I watch a lot of procedurals. OK, I watch them all.
So when I say they can run together at times, you know I’ve spent hours of my life doing the research. That is not a concern for the new ABC series The Rookie: Feds because Niecy Nash-Betts makes sure this doesn’t feel like anything else in the genre.
In her new series, The Rookie: Feds, Nash-Betts is former high school guidance counselor Simone Clark, a determined badass queen who becomes the oldest graduate of the FBI academy. What sets the show apart from the rest of the procedural genre is that a law enforcement story is being told from the perspective of a Black woman. Simone is confident in her abilities, but she also recognizes she has to constantly prove herself to other agents. Are there cases of the week and gruff bosses running the team? Yes, of course. But there’s also Nash-Betts’ outgoing personality and grounded performance that makes Simone feel like an old friend we’re just catching up with.
Nash-Betts spoke with The Root about Simone’s relationship with her activist father and working in multiple genres and projects at the same time.
“It feels like a gift to be able to play Simone because her Black Girl Magic is off the chain,” she said.
It’s only been since the Black Lives Matter protests of 2020 that some cop shows have begun to acknowledge the stereotypes they’ve perpetuated for years. The Rookie: Feds is meeting the issue head-on with the relationship between Simone and her father, Cutty (played by Frankie R. Faison), disagreeing about her career choice. Cutty was incarcerated for eight years for a crime he didn’t commit until an FBI investigation set him free. He’s now an activist in the community and is deeply distrustful of law enforcement. Their differing views sometimes lead to tense situations between the two, but their love and respect for one another are always apparent. It’s a complex, beautiful story that could only be told on a procedural with a Black family as the leads.
“When she gets the opportunity to live her dream, it’s at a time when her father has become very jaded and has since become the leader of the ‘Defund the Police’ movement in his community,” Nash-Betts said. “There is so much love there, but they are on different sides and opposing opinions about the law.”
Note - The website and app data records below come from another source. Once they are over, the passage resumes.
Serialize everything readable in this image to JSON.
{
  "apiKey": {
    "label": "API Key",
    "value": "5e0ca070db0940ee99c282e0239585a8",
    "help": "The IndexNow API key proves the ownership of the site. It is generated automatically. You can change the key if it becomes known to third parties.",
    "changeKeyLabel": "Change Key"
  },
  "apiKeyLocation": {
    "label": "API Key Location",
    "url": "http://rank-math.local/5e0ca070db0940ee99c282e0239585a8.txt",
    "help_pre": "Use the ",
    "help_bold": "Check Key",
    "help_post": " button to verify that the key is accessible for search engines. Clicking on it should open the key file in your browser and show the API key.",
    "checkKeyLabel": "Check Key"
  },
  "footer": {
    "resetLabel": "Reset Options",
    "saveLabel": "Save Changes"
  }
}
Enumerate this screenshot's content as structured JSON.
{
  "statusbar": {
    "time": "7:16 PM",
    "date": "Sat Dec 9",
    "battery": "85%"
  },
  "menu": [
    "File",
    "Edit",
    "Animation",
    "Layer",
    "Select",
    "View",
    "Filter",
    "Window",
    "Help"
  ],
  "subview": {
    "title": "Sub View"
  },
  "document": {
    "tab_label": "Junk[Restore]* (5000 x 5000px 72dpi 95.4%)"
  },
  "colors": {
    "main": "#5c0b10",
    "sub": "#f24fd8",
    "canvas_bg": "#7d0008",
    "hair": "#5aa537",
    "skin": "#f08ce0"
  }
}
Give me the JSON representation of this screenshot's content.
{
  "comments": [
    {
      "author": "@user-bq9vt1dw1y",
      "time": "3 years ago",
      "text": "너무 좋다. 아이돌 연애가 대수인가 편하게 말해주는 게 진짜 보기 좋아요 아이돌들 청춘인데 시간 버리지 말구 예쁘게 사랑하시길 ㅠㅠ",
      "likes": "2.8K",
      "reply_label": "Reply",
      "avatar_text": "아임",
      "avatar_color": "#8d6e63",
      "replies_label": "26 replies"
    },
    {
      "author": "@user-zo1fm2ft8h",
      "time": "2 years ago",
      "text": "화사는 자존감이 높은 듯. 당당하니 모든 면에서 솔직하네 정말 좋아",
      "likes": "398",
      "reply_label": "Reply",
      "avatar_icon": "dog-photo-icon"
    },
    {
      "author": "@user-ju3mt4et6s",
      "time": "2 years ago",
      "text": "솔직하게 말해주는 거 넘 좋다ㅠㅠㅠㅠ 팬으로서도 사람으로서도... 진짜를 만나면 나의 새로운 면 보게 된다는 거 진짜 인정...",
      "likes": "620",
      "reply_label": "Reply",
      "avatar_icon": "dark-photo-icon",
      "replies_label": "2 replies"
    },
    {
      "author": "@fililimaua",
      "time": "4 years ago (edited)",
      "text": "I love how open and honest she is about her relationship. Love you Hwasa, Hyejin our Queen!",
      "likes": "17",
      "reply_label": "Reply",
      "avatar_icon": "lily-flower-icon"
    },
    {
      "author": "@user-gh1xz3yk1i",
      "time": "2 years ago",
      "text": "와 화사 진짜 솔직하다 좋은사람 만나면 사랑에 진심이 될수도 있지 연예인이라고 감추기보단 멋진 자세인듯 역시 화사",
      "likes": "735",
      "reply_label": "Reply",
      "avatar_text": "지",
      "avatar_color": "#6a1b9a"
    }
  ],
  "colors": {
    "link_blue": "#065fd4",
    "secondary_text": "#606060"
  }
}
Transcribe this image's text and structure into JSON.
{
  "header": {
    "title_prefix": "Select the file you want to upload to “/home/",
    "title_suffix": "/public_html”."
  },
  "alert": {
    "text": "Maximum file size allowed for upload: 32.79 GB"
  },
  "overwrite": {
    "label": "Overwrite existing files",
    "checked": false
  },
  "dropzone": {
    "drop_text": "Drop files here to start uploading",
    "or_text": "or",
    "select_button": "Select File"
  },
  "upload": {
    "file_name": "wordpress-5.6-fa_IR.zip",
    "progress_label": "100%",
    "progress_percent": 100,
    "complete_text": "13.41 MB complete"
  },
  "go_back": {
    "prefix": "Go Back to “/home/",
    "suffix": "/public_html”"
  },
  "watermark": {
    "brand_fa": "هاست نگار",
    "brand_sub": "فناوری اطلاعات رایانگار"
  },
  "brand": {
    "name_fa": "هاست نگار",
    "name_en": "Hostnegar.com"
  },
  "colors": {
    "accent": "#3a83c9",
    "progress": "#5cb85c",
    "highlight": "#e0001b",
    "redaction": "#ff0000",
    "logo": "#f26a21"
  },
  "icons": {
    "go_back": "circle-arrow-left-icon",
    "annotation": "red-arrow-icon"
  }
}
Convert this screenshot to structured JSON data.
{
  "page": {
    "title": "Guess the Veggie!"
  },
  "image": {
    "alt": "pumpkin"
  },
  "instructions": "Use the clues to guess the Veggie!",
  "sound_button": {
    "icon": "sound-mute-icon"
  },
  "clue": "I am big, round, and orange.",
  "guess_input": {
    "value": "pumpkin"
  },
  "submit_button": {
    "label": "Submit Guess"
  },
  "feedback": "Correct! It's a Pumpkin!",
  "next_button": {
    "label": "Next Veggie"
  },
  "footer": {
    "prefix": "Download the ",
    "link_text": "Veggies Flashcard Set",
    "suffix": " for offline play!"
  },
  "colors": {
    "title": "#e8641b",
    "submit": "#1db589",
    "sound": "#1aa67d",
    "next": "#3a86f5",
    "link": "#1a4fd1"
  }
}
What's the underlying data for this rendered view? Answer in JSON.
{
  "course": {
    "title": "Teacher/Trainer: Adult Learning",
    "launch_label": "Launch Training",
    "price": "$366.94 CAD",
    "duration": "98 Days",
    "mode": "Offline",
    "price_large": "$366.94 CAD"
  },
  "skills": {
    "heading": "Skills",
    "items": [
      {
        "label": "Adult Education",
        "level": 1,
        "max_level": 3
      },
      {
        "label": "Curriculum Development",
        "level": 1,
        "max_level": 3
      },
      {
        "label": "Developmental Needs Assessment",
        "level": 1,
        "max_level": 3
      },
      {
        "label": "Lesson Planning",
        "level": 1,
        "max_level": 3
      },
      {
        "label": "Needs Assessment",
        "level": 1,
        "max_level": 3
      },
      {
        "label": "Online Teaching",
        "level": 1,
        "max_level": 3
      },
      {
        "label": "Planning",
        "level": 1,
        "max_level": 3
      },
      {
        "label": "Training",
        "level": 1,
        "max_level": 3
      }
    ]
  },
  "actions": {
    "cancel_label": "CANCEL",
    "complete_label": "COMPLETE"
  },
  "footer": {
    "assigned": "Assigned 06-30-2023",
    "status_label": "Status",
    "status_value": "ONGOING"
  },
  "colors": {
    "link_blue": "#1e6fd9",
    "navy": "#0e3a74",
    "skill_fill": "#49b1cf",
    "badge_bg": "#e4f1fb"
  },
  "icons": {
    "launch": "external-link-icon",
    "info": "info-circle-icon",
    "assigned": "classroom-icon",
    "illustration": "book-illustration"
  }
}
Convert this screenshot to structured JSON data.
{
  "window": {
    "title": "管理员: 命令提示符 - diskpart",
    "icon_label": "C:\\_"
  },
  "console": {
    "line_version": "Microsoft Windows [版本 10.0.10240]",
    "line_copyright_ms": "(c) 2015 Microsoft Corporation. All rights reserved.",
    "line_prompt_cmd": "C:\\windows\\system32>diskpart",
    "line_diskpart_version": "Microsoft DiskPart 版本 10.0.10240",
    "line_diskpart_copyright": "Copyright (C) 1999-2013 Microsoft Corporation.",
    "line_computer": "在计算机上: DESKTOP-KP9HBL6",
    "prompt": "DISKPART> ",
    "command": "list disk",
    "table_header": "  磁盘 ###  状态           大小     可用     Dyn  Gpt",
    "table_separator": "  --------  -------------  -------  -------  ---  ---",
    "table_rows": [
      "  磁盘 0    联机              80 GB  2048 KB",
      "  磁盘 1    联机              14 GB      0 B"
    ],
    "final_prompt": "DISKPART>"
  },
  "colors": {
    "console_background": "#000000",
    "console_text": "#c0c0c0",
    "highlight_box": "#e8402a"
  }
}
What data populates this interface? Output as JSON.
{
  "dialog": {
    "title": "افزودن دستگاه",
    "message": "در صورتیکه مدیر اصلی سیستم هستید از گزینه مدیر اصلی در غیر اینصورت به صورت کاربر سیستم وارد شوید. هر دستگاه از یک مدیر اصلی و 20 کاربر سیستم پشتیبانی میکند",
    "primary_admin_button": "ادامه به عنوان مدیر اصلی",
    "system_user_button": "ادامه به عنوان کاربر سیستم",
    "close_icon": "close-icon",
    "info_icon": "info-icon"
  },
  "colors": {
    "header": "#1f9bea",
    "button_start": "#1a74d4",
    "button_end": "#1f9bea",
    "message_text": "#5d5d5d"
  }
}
The Rookie: Feds’ debut season comes as the actress is also receiving acclaim for her work as Glenda Cleveland in the Netflix limited series Dahmer – Monster: The Jeffrey Dahmer Story. For the Reno 911! star it has been a long road and a lot of self-belief to be recognized for her dramatic work.
“It is such a blessing to be able to taste all these disciplines,” she said. “I started in comedy and when I wanted to move into drama, I was told I had a lane and needed to stay in it. But I was like, ‘People who can make you laugh, can make you cry. Let me show you.’ And this is a long time for me to prove that I can be able to thread the needle and I could master both.”
I don’t know who told Niecy she needed to stay in her lane and just do comedy, but I’m petty enough to hope they’re somewhere watching all her success and kicking themselves for missing out on such an amazing talent.
The Rookie: Feds airs Tuesdays at 10 p.m. on ABC and is available to stream on Hulu.